## EXERCISE DESCRIPTION
From the listing below, copy each line that contains the word "Videos".

[[ DATASET CONTENT open ]]

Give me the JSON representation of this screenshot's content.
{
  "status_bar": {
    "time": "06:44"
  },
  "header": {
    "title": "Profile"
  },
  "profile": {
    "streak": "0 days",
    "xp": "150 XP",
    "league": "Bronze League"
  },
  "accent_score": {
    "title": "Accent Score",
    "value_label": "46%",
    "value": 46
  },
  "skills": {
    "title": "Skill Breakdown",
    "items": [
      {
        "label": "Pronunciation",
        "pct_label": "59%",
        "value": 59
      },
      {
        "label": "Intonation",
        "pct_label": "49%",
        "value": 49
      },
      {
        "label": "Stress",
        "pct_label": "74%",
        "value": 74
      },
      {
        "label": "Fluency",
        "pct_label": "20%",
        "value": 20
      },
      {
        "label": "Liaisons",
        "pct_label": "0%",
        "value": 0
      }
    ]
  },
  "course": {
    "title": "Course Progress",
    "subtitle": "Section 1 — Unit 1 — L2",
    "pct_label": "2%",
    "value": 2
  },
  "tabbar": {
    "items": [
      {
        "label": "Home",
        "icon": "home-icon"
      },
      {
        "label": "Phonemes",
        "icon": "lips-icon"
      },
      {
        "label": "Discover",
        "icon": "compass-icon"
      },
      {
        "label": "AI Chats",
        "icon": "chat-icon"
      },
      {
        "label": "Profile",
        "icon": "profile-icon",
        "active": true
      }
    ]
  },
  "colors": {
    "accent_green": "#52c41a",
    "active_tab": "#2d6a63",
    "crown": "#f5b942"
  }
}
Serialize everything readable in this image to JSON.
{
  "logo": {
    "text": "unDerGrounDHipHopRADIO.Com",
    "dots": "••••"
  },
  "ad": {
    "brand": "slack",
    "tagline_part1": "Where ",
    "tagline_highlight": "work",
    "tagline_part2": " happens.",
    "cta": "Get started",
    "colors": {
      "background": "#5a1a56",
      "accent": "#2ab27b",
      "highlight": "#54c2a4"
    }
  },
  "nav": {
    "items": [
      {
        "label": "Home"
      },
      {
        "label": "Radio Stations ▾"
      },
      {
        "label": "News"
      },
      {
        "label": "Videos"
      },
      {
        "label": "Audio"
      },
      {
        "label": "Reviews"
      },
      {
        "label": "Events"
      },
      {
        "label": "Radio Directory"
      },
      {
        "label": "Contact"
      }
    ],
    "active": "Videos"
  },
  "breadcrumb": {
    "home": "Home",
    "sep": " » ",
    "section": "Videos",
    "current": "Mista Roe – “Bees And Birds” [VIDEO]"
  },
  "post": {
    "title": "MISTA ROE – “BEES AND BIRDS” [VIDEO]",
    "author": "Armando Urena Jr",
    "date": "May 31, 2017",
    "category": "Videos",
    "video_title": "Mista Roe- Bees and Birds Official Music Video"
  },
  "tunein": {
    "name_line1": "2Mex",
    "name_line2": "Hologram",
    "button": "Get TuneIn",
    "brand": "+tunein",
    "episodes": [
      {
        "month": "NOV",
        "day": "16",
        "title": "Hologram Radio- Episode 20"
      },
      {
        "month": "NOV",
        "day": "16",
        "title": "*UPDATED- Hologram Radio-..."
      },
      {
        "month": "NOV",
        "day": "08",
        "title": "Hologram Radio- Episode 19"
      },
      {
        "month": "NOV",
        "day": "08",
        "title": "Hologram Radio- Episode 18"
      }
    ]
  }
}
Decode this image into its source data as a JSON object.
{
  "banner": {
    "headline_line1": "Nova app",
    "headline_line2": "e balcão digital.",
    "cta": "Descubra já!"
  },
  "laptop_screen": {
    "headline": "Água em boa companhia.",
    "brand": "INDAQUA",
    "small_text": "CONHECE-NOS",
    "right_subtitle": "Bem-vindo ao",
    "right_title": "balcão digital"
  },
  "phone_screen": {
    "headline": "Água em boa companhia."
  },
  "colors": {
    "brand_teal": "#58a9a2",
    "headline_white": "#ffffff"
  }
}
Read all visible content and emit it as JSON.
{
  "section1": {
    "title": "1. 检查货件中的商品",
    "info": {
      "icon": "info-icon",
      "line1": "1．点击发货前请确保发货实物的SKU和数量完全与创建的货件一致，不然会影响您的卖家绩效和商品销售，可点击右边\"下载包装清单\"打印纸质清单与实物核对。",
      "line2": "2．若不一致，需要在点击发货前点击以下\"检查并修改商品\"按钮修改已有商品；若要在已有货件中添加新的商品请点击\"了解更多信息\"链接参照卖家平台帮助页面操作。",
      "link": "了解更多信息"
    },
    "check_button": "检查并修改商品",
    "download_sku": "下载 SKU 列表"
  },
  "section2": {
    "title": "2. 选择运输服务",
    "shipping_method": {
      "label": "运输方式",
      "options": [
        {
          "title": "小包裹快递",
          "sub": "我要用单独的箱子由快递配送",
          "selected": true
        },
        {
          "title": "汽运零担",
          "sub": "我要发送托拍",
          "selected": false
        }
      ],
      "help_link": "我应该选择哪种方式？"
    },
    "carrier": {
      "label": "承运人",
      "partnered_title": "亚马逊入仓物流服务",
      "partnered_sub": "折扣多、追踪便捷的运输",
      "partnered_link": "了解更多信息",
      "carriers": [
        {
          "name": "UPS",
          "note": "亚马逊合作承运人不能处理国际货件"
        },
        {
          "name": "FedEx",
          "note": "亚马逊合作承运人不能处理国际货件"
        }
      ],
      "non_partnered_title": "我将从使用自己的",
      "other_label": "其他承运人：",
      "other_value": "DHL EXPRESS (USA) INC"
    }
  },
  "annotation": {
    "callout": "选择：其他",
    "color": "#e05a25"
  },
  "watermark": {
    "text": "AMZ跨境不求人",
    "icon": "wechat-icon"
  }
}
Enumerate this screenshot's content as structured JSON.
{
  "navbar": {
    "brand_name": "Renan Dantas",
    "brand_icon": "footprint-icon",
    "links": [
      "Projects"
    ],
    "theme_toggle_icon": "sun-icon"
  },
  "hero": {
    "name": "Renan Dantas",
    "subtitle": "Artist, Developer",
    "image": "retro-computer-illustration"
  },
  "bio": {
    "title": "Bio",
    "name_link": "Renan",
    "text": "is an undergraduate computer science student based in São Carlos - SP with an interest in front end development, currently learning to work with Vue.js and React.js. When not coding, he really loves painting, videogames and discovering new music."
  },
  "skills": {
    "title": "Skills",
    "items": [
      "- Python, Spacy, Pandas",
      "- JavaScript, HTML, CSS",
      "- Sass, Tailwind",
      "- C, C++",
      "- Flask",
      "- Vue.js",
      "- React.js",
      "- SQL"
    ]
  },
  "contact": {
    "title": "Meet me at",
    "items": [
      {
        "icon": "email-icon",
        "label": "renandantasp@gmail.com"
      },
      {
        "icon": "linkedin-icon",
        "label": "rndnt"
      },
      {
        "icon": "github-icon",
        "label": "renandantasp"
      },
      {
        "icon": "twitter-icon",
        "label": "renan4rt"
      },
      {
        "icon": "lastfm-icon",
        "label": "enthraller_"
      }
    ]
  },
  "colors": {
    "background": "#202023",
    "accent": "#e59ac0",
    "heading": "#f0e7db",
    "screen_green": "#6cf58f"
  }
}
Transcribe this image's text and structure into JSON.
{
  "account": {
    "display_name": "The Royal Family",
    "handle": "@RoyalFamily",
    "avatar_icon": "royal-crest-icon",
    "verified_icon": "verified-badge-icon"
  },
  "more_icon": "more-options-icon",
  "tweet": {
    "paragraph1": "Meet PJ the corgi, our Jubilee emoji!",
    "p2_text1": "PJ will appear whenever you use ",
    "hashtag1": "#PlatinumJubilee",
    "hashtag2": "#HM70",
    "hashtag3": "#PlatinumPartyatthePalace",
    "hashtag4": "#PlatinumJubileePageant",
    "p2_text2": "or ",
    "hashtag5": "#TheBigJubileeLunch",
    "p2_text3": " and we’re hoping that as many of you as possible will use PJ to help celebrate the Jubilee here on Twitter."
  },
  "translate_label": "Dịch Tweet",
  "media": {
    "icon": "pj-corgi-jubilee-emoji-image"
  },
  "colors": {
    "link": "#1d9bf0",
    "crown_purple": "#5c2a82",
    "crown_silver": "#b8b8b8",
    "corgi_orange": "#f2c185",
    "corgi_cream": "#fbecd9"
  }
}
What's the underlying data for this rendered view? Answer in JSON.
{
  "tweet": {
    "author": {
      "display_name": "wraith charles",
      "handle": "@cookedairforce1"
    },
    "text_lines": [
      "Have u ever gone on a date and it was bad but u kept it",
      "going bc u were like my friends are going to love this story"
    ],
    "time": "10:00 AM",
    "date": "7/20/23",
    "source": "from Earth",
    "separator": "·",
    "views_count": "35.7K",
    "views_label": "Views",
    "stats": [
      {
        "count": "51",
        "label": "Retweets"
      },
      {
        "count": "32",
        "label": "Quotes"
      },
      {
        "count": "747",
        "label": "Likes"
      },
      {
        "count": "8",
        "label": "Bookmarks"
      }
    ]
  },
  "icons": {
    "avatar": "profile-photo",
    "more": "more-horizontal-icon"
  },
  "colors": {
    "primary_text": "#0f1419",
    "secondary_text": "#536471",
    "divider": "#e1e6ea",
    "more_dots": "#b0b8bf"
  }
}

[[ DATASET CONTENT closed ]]

## RESPONSE TO THIS EXERCISE
        "label": "Videos"
    "active": "Videos"
    "section": "Videos",
    "category": "Videos",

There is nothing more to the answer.